**Data**:
----------------
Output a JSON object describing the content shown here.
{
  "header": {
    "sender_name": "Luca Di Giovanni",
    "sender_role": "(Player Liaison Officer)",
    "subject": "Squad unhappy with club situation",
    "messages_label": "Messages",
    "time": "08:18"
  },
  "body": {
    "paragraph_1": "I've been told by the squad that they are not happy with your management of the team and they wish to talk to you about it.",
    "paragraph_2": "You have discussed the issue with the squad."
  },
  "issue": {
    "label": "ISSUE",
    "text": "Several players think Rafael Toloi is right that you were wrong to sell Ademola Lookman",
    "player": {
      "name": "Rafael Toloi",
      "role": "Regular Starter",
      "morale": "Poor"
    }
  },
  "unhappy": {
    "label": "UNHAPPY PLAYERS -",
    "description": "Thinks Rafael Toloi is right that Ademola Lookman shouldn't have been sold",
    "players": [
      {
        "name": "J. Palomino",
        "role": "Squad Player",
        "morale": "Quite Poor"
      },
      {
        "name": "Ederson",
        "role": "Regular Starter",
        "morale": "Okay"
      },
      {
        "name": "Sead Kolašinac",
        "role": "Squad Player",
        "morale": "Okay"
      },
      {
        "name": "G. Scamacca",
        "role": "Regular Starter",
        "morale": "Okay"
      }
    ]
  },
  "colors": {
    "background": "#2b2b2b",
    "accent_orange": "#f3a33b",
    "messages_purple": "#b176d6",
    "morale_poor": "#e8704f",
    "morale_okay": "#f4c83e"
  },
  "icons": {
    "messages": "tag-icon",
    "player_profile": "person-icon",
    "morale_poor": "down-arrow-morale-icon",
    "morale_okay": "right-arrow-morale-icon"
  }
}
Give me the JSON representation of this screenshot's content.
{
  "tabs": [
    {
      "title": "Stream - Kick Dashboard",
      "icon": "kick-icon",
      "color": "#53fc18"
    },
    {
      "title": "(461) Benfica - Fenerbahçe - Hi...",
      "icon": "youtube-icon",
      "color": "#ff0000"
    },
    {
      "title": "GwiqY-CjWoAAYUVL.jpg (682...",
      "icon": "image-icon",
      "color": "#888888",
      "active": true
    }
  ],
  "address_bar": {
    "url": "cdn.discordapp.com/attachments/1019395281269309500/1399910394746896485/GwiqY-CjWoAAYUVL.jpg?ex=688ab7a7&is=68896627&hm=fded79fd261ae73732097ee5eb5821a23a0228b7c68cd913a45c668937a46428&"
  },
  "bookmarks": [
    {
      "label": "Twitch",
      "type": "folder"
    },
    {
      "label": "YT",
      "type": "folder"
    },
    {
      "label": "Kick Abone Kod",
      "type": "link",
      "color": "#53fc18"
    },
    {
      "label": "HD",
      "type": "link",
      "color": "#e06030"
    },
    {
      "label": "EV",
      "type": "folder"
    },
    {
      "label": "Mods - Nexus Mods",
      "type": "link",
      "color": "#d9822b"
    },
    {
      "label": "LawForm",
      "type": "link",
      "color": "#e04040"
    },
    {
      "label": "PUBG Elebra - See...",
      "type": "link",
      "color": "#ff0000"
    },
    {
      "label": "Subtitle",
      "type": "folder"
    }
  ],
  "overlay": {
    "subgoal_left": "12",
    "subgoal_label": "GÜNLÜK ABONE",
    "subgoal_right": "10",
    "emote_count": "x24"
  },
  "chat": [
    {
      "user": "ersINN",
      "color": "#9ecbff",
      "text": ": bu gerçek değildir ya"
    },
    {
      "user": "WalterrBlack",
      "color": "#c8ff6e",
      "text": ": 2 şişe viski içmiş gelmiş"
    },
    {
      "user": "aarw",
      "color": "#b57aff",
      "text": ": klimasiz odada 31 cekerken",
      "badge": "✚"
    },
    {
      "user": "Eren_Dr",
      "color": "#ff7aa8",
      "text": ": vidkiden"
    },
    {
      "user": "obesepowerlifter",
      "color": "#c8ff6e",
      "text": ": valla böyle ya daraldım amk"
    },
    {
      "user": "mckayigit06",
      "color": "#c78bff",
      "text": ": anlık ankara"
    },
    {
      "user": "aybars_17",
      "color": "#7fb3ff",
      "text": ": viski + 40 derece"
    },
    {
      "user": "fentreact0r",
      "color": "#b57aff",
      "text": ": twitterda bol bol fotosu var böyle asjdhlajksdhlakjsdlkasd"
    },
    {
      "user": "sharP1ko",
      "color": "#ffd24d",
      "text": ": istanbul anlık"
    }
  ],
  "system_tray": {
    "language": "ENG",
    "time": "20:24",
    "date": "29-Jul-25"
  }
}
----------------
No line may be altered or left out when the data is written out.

Output a JSON object describing the content shown here.
{
  "header": {
    "sender_name": "Luca Di Giovanni",
    "sender_role": "(Player Liaison Officer)",
    "subject": "Squad unhappy with club situation",
    "messages_label": "Messages",
    "time": "08:18"
  },
  "body": {
    "paragraph_1": "I've been told by the squad that they are not happy with your management of the team and they wish to talk to you about it.",
    "paragraph_2": "You have discussed the issue with the squad."
  },
  "issue": {
    "label": "ISSUE",
    "text": "Several players think Rafael Toloi is right that you were wrong to sell Ademola Lookman",
    "player": {
      "name": "Rafael Toloi",
      "role": "Regular Starter",
      "morale": "Poor"
    }
  },
  "unhappy": {
    "label": "UNHAPPY PLAYERS -",
    "description": "Thinks Rafael Toloi is right that Ademola Lookman shouldn't have been sold",
    "players": [
      {
        "name": "J. Palomino",
        "role": "Squad Player",
        "morale": "Quite Poor"
      },
      {
        "name": "Ederson",
        "role": "Regular Starter",
        "morale": "Okay"
      },
      {
        "name": "Sead Kolašinac",
        "role": "Squad Player",
        "morale": "Okay"
      },
      {
        "name": "G. Scamacca",
        "role": "Regular Starter",
        "morale": "Okay"
      }
    ]
  },
  "colors": {
    "background": "#2b2b2b",
    "accent_orange": "#f3a33b",
    "messages_purple": "#b176d6",
    "morale_poor": "#e8704f",
    "morale_okay": "#f4c83e"
  },
  "icons": {
    "messages": "tag-icon",
    "player_profile": "person-icon",
    "morale_poor": "down-arrow-morale-icon",
    "morale_okay": "right-arrow-morale-icon"
  }
}
Give me the JSON representation of this screenshot's content.
{
  "tabs": [
    {
      "title": "Stream - Kick Dashboard",
      "icon": "kick-icon",
      "color": "#53fc18"
    },
    {
      "title": "(461) Benfica - Fenerbahçe - Hi...",
      "icon": "youtube-icon",
      "color": "#ff0000"
    },
    {
      "title": "GwiqY-CjWoAAYUVL.jpg (682...",
      "icon": "image-icon",
      "color": "#888888",
      "active": true
    }
  ],
  "address_bar": {
    "url": "cdn.discordapp.com/attachments/1019395281269309500/1399910394746896485/GwiqY-CjWoAAYUVL.jpg?ex=688ab7a7&is=68896627&hm=fded79fd261ae73732097ee5eb5821a23a0228b7c68cd913a45c668937a46428&"
  },
  "bookmarks": [
    {
      "label": "Twitch",
      "type": "folder"
    },
    {
      "label": "YT",
      "type": "folder"
    },
    {
      "label": "Kick Abone Kod",
      "type": "link",
      "color": "#53fc18"
    },
    {
      "label": "HD",
      "type": "link",
      "color": "#e06030"
    },
    {
      "label": "EV",
      "type": "folder"
    },
    {
      "label": "Mods - Nexus Mods",
      "type": "link",
      "color": "#d9822b"
    },
    {
      "label": "LawForm",
      "type": "link",
      "color": "#e04040"
    },
    {
      "label": "PUBG Elebra - See...",
      "type": "link",
      "color": "#ff0000"
    },
    {
      "label": "Subtitle",
      "type": "folder"
    }
  ],
  "overlay": {
    "subgoal_left": "12",
    "subgoal_label": "GÜNLÜK ABONE",
    "subgoal_right": "10",
    "emote_count": "x24"
  },
  "chat": [
    {
      "user": "ersINN",
      "color": "#9ecbff",
      "text": ": bu gerçek değildir ya"
    },
    {
      "user": "WalterrBlack",
      "color": "#c8ff6e",
      "text": ": 2 şişe viski içmiş gelmiş"
    },
    {
      "user": "aarw",
      "color": "#b57aff",
      "text": ": klimasiz odada 31 cekerken",
      "badge": "✚"
    },
    {
      "user": "Eren_Dr",
      "color": "#ff7aa8",
      "text": ": vidkiden"
    },
    {
      "user": "obesepowerlifter",
      "color": "#c8ff6e",
      "text": ": valla böyle ya daraldım amk"
    },
    {
      "user": "mckayigit06",
      "color": "#c78bff",
      "text": ": anlık ankara"
    },
    {
      "user": "aybars_17",
      "color": "#7fb3ff",
      "text": ": viski + 40 derece"
    },
    {
      "user": "fentreact0r",
      "color": "#b57aff",
      "text": ": twitterda bol bol fotosu var böyle asjdhlajksdhlakjsdlkasd"
    },
    {
      "user": "sharP1ko",
      "color": "#ffd24d",
      "text": ": istanbul anlık"
    }
  ],
  "system_tray": {
    "language": "ENG",
    "time": "20:24",
    "date": "29-Jul-25"
  }
}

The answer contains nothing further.